When I started this blog I considered Hella to be a Math Rock band, but since then I've heard them described as Progressive Rock, and Battles who have been called "Mathy" are described on their Wikipedia page as just "experimental". Even bands that are considered important in Math Rock history like Don Caballero are described by most publications as just "instrumental rock".
Math Rock is a very young genre, if it even is a genre, and still hasn't found its feet as a stand out, independent and easily defined genre. It's easily confused or lumped in with Progressive Rock, and can even sometimes be characterised with the broader term "Post-Rock". Prog Rock is obliviously older, so it's had more time to germinate and grow into an established genre, where as Math Rock has kind of awkwardly been shoved into so many different genres since it's inception, and in it's bare form is so similar to Prog Rock, that it's hard to separate into it's own specific thing.
Math Rock floats around amongst other genres, but there are bands, some of which I have mentioned, that take the idea of being a Math Rock band more seriously than others, and I think the intention of the artist is what makes the biggest difference when it comes to being defined in a genre.

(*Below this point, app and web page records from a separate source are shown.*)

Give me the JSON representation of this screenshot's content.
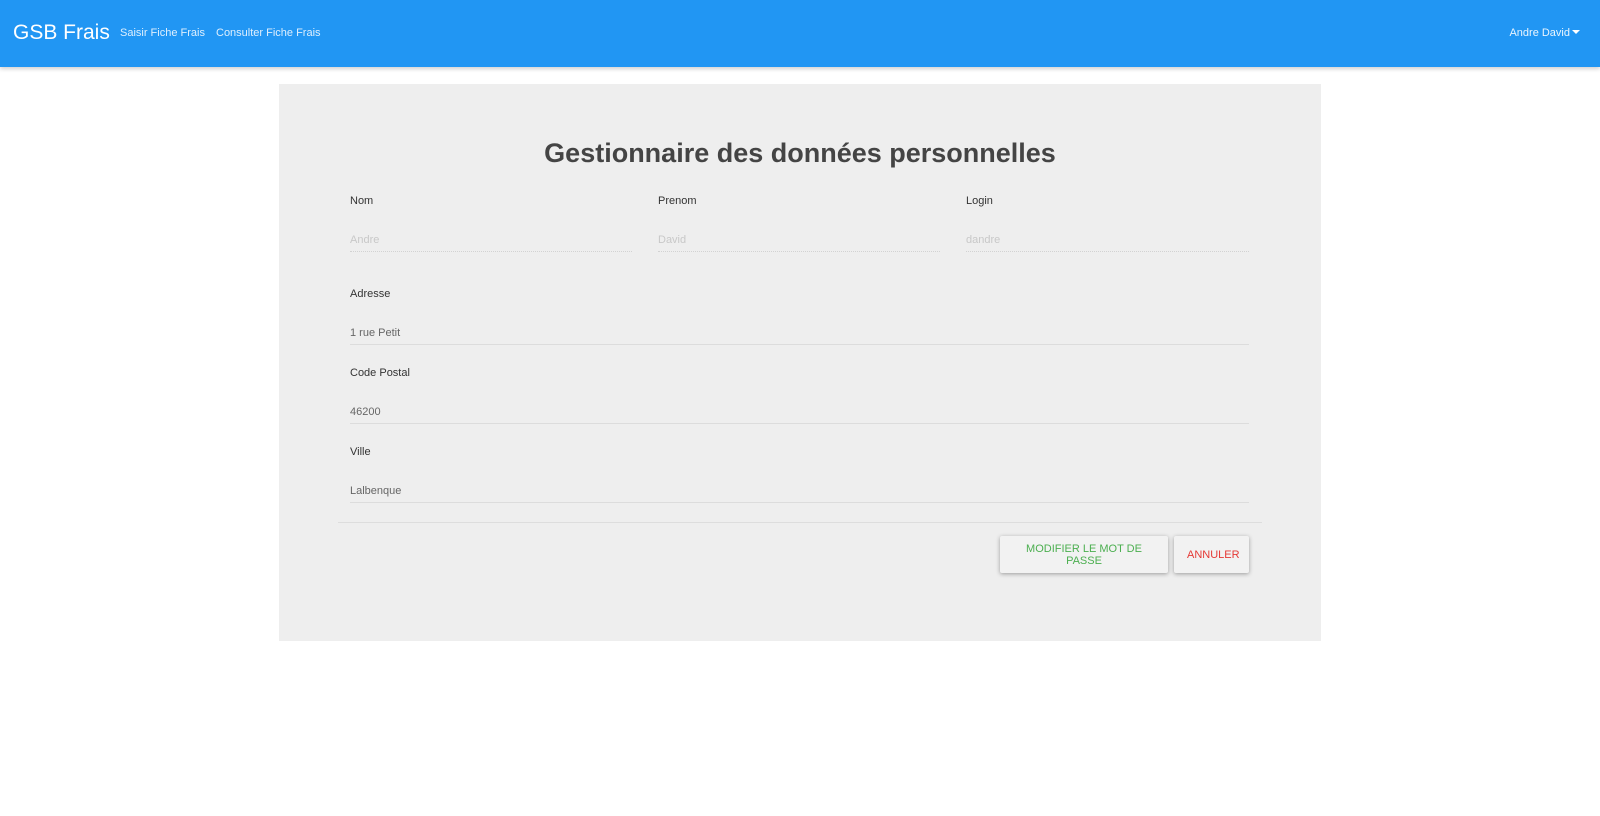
{
  "navbar": {
    "brand": "GSB Frais",
    "links": [
      {
        "label": "Saisir Fiche Frais"
      },
      {
        "label": "Consulter Fiche Frais"
      }
    ],
    "user": "Andre David",
    "color": "#2196f3"
  },
  "page": {
    "title": "Gestionnaire des données personnelles"
  },
  "form": {
    "nom": {
      "label": "Nom",
      "value": "Andre"
    },
    "prenom": {
      "label": "Prenom",
      "value": "David"
    },
    "login": {
      "label": "Login",
      "value": "dandre"
    },
    "adresse": {
      "label": "Adresse",
      "value": "1 rue Petit"
    },
    "code_postal": {
      "label": "Code Postal",
      "value": "46200"
    },
    "ville": {
      "label": "Ville",
      "value": "Lalbenque"
    }
  },
  "actions": {
    "change_password": "Modifier le mot de passe",
    "cancel": "Annuler"
  }
}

Pinko, W, C, C. & Hunter, N. (2015). The History Of Math Rock Pt 2: “You’ve Got To Learn How To Prog Before You Can Math”. Retrieved from http://feckingbahamas.com/the-history-of-math-rock-pt-2-youve-got-to-learn-how-to-prog-before-you-can-math
Ewing, J. (2013). Prog: A Very British Kind Of Rock. Retrieved from https://www.udiscovermusic.com/in-depth-features/prog-a-very-british-kind-of-rock/

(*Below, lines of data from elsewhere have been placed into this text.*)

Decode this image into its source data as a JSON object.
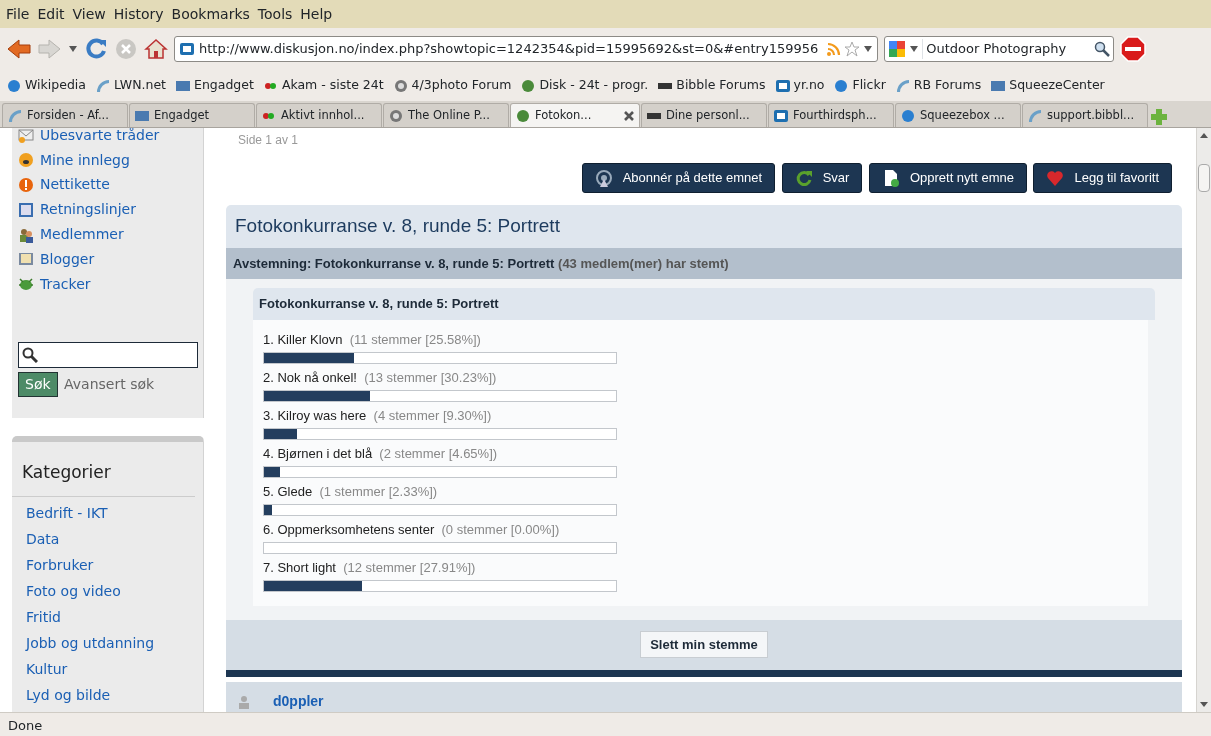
{
  "menu": [
    "File",
    "Edit",
    "View",
    "History",
    "Bookmarks",
    "Tools",
    "Help"
  ],
  "toolbar": {
    "url": "http://www.diskusjon.no/index.php?showtopic=1242354&pid=15995692&st=0&#entry159956",
    "search_value": "Outdoor Photography"
  },
  "bookmarks": [
    {
      "label": "Wikipedia"
    },
    {
      "label": "LWN.net"
    },
    {
      "label": "Engadget"
    },
    {
      "label": "Akam - siste 24t"
    },
    {
      "label": "4/3photo Forum"
    },
    {
      "label": "Disk - 24t - progr."
    },
    {
      "label": "Bibble Forums"
    },
    {
      "label": "yr.no"
    },
    {
      "label": "Flickr"
    },
    {
      "label": "RB Forums"
    },
    {
      "label": "SqueezeCenter"
    }
  ],
  "tabs": [
    {
      "label": "Forsiden - Af...",
      "selected": false
    },
    {
      "label": "Engadget",
      "selected": false
    },
    {
      "label": "Aktivt innhol...",
      "selected": false
    },
    {
      "label": "The Online P...",
      "selected": false
    },
    {
      "label": "Fotokon...",
      "selected": true
    },
    {
      "label": "Dine personl...",
      "selected": false
    },
    {
      "label": "Fourthirdsph...",
      "selected": false
    },
    {
      "label": "Squeezebox ...",
      "selected": false
    },
    {
      "label": "support.bibbl...",
      "selected": false
    }
  ],
  "sidebar": {
    "items": [
      "Ubesvarte tråder",
      "Mine innlegg",
      "Nettikette",
      "Retningslinjer",
      "Medlemmer",
      "Blogger",
      "Tracker"
    ],
    "search_button": "Søk",
    "advanced_search": "Avansert søk",
    "categories_title": "Kategorier",
    "categories": [
      "Bedrift - IKT",
      "Data",
      "Forbruker",
      "Foto og video",
      "Fritid",
      "Jobb og utdanning",
      "Kultur",
      "Lyd og bilde"
    ]
  },
  "page_info": "Side 1 av 1",
  "actions": [
    "Abonnér på dette emnet",
    "Svar",
    "Opprett nytt emne",
    "Legg til favoritt"
  ],
  "topic_title": "Fotokonkurranse v. 8, runde 5: Portrett",
  "poll": {
    "header": "Avstemning: Fotokonkurranse v. 8, runde 5: Portrett",
    "voters": "(43 medlem(mer) har stemt)",
    "question": "Fotokonkurranse v. 8, runde 5: Portrett",
    "options": [
      {
        "label": "1. Killer Klovn",
        "votes": "(11 stemmer [25.58%])",
        "level": 0.2558
      },
      {
        "label": "2. Nok nå onkel!",
        "votes": "(13 stemmer [30.23%])",
        "level": 0.3023
      },
      {
        "label": "3. Kilroy was here",
        "votes": "(4 stemmer [9.30%])",
        "level": 0.093
      },
      {
        "label": "4. Bjørnen i det blå",
        "votes": "(2 stemmer [4.65%])",
        "level": 0.0465
      },
      {
        "label": "5. Glede",
        "votes": "(1 stemmer [2.33%])",
        "level": 0.0233
      },
      {
        "label": "6. Oppmerksomhetens senter",
        "votes": "(0 stemmer [0.00%])",
        "level": 0
      },
      {
        "label": "7. Short light",
        "votes": "(12 stemmer [27.91%])",
        "level": 0.2791
      }
    ],
    "delete_vote": "Slett min stemme"
  },
  "next_post_author": "d0ppler",
  "status_bar": "Done"
}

Verity, M. (2018). What Is Bebop?. Retrieved from https://www.thoughtco.com/what-is-bebop-2039578
Greene, A. (2011). Readers Poll: The Best Prog Rock Bands of All Time – Rolling Stone. Retrieved from https://www.rollingstone.com/music/music-lists/readers-poll-the-best-prog-rock-bands-of-all-time-17276/10-dream-theater-14591/

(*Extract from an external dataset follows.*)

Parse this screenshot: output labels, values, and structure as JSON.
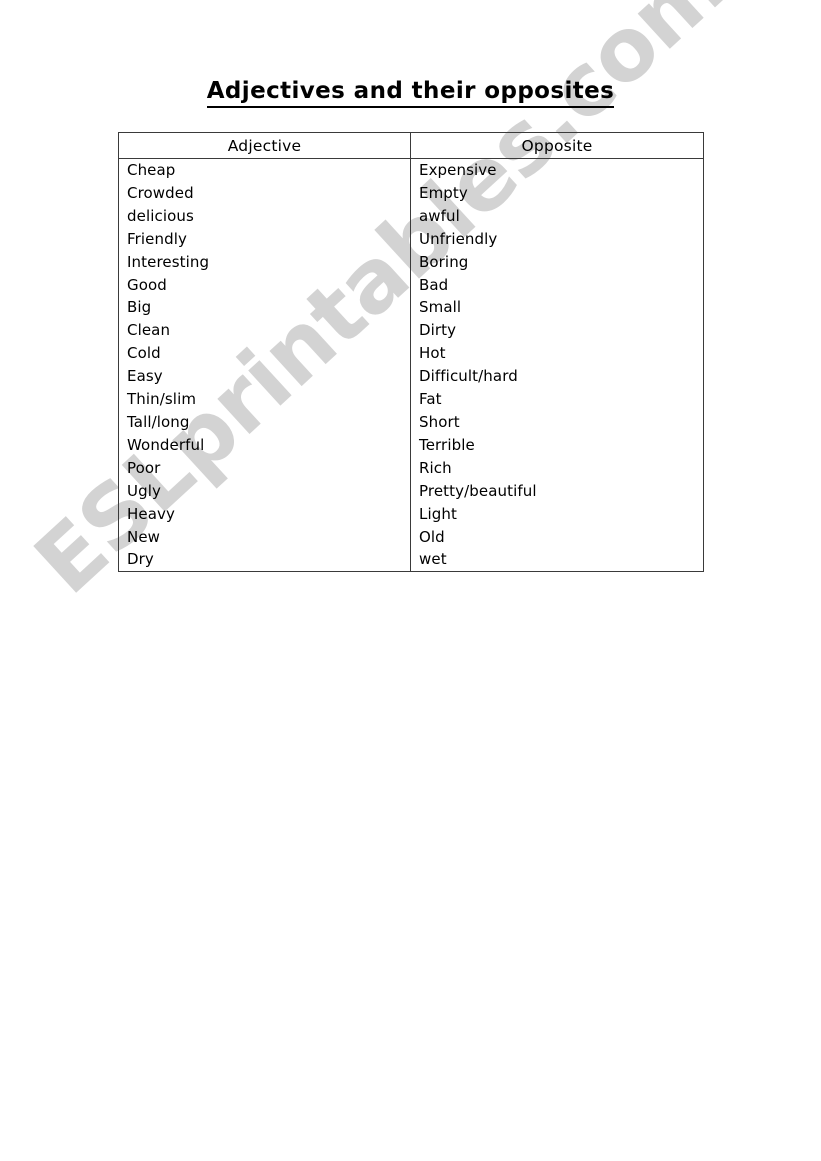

Sterling, K. (2018). HISTORY OF MATH ROCK. Retrieved from https://www.oddtimesandatmospheres.com/blog-general/2018/3/1/history-of-math-rock
Dome, M. (2016). Jethro Tull: the story behind Thick As A Brick. Retrieved from https://www.loudersound.com/features/jethro-tull-story-behind-thick-as-a-brick
Ayon, A. (2017). Why you should listen to Math Rock. Retrieved from https://www.thedailystar.net/shout/music/why-you-should-listen-math-rock-1484899
43% Burnt Tab by The Dillinger Escape Plan - Track 3 - Distortion Guitar | Songsterr Tabs with Rhythm. Retrieved from https://www.songsterr.com/a/wsa/the-dillinger-escape-plan-43-burnt-tab-s5753t0
Krock, B. (2014) The Marriage of Math-Rock and Emo: Style, Aesthetics, and Genre in American Football, Analysis of Popular Music, 5-6. Retrieved from;